PROBLEM STATEMENT: Your answer should hold each line of the material that contains the word "файла".
══════════
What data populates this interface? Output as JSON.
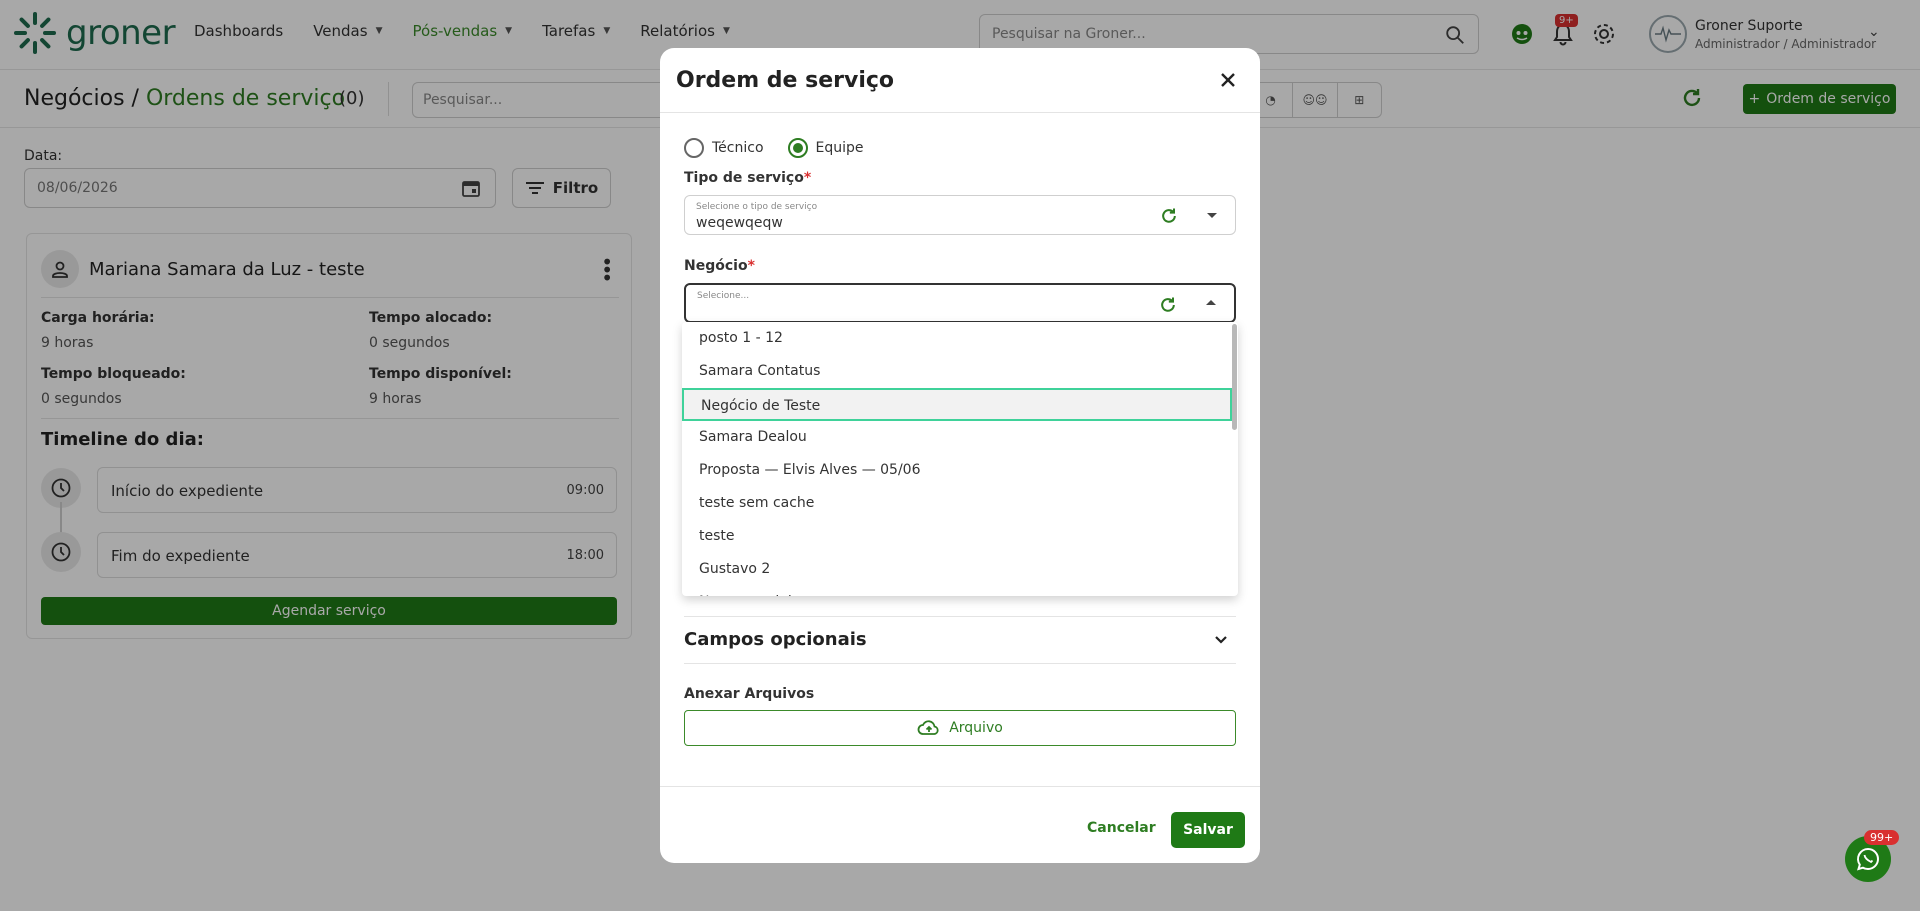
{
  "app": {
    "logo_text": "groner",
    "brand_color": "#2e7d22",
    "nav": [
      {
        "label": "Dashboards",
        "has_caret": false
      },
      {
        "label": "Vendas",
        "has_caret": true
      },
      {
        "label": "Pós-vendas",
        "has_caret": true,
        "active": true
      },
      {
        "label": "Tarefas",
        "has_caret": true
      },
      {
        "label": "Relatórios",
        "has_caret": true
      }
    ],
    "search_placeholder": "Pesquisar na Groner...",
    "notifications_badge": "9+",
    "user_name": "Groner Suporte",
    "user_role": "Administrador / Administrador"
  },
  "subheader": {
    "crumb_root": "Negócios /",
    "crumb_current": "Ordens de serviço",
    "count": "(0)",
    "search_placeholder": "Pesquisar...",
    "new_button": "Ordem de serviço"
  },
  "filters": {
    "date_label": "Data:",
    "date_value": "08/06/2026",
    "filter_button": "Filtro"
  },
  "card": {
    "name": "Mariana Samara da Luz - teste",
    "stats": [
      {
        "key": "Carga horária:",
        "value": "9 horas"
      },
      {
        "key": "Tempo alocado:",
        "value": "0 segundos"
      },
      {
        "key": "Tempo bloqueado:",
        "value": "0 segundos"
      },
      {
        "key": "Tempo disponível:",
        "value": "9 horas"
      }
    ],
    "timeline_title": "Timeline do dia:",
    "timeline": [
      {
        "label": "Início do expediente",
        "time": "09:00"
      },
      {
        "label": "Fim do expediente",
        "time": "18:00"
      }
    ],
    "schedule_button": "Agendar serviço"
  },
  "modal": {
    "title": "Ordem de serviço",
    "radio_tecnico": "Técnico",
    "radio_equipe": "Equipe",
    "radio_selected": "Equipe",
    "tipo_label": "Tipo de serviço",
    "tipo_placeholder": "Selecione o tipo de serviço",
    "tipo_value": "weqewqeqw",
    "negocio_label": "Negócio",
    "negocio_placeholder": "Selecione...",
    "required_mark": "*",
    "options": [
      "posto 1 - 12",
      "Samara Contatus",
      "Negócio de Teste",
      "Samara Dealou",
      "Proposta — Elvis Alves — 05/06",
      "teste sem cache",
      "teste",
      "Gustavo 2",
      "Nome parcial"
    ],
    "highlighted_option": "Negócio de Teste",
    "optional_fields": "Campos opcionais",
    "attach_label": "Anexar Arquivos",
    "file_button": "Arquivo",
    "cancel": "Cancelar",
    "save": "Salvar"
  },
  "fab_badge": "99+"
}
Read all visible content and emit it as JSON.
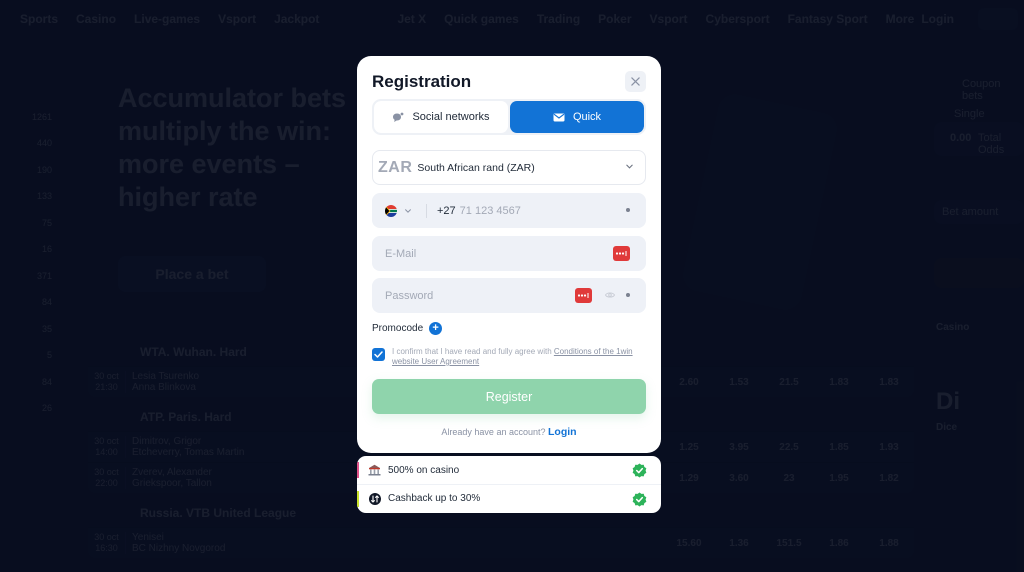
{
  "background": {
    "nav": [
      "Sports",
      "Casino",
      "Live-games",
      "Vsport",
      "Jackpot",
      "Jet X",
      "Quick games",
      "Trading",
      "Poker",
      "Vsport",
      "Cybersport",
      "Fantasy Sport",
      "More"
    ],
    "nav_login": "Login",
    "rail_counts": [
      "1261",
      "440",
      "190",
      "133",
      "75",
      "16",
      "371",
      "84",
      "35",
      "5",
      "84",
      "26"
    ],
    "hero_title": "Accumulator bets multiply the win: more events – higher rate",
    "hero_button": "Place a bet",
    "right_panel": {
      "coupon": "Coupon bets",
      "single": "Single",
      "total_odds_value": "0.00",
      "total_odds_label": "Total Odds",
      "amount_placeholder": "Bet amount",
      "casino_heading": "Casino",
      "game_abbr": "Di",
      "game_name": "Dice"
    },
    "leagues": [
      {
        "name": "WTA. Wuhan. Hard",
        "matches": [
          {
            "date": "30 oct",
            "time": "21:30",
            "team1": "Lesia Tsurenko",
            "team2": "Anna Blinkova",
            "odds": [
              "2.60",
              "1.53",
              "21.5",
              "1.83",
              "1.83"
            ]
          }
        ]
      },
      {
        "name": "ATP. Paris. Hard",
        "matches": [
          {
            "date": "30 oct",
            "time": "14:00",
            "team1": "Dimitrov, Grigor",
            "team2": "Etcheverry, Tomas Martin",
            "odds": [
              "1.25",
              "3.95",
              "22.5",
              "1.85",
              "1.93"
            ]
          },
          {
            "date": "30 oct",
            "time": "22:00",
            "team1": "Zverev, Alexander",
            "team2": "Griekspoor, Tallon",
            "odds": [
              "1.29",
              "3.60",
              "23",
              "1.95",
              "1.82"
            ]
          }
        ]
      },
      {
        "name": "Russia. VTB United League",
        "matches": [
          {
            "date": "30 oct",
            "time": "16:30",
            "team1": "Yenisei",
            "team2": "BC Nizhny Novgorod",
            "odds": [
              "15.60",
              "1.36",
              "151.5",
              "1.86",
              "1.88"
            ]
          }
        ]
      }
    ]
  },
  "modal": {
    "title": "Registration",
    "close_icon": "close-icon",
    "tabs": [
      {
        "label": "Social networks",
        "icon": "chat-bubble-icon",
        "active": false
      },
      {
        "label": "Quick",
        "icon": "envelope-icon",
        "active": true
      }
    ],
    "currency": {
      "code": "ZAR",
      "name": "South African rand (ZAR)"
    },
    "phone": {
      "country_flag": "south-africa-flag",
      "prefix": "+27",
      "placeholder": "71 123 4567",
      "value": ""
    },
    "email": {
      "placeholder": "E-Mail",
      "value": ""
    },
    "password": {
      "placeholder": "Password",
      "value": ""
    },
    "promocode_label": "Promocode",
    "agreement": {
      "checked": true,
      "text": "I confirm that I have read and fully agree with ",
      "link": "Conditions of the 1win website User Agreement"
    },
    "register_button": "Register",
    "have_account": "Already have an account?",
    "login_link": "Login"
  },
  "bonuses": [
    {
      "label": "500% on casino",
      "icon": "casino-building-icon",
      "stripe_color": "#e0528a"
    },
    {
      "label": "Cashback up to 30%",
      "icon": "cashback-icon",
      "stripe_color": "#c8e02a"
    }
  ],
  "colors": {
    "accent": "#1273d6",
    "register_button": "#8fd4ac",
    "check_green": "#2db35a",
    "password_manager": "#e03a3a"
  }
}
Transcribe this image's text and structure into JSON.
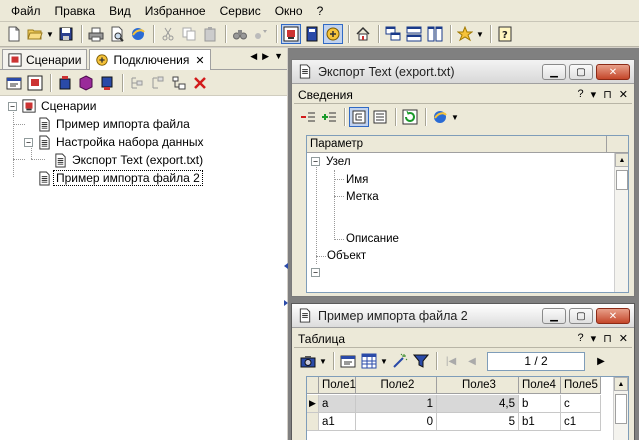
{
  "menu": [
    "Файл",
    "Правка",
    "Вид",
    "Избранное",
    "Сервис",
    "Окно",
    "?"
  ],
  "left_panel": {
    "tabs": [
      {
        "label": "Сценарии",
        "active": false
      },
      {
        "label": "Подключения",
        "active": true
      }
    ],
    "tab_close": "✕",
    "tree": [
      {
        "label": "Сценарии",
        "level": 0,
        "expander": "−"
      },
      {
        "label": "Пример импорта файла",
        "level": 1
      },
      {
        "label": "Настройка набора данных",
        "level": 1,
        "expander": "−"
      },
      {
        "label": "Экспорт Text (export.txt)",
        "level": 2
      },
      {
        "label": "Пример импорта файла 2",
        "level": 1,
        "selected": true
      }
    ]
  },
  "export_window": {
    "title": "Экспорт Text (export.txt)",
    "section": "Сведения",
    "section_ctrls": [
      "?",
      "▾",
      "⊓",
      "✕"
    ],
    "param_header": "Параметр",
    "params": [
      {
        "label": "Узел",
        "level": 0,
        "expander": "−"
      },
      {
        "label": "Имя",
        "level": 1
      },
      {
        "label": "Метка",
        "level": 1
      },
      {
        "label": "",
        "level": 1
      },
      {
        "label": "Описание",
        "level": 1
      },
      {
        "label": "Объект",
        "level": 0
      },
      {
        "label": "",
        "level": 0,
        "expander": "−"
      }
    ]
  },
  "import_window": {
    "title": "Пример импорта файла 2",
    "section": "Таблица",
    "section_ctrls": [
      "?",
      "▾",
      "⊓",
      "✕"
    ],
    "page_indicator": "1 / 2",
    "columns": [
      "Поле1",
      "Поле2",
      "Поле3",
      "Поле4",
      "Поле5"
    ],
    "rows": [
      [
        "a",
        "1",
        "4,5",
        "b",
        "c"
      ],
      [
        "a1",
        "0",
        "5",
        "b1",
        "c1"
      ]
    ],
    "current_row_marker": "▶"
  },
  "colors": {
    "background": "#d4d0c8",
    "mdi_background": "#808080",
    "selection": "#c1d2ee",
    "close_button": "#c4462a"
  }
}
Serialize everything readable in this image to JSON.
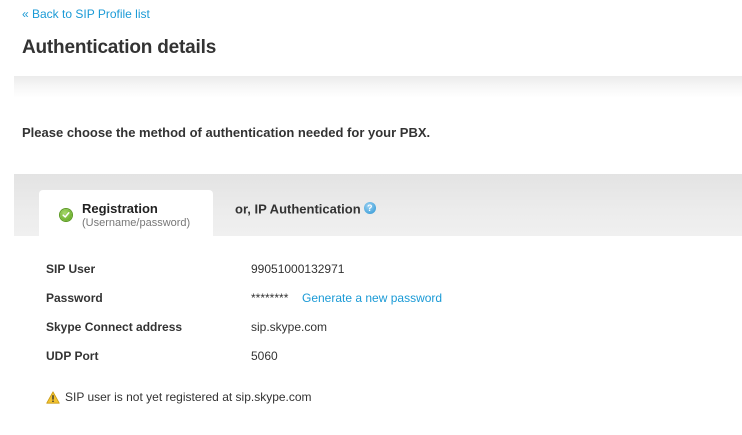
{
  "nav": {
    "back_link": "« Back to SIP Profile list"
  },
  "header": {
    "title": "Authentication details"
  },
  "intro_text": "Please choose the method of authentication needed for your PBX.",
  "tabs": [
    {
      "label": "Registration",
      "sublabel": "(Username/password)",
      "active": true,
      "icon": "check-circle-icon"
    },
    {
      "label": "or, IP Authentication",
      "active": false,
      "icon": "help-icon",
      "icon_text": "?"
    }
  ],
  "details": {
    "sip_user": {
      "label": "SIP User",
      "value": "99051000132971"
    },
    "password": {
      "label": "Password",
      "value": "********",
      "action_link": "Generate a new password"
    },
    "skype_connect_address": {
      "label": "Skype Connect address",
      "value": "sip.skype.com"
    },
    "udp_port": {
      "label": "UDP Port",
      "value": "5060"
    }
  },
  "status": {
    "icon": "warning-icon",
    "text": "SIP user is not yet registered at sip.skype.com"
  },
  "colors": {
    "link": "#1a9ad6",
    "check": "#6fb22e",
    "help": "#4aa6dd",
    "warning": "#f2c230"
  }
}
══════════
EXERCISE SOLUTION:
        "label": "Пример импорта файла",
        "label": "Пример импорта файла 2",
    "title": "Пример импорта файла 2",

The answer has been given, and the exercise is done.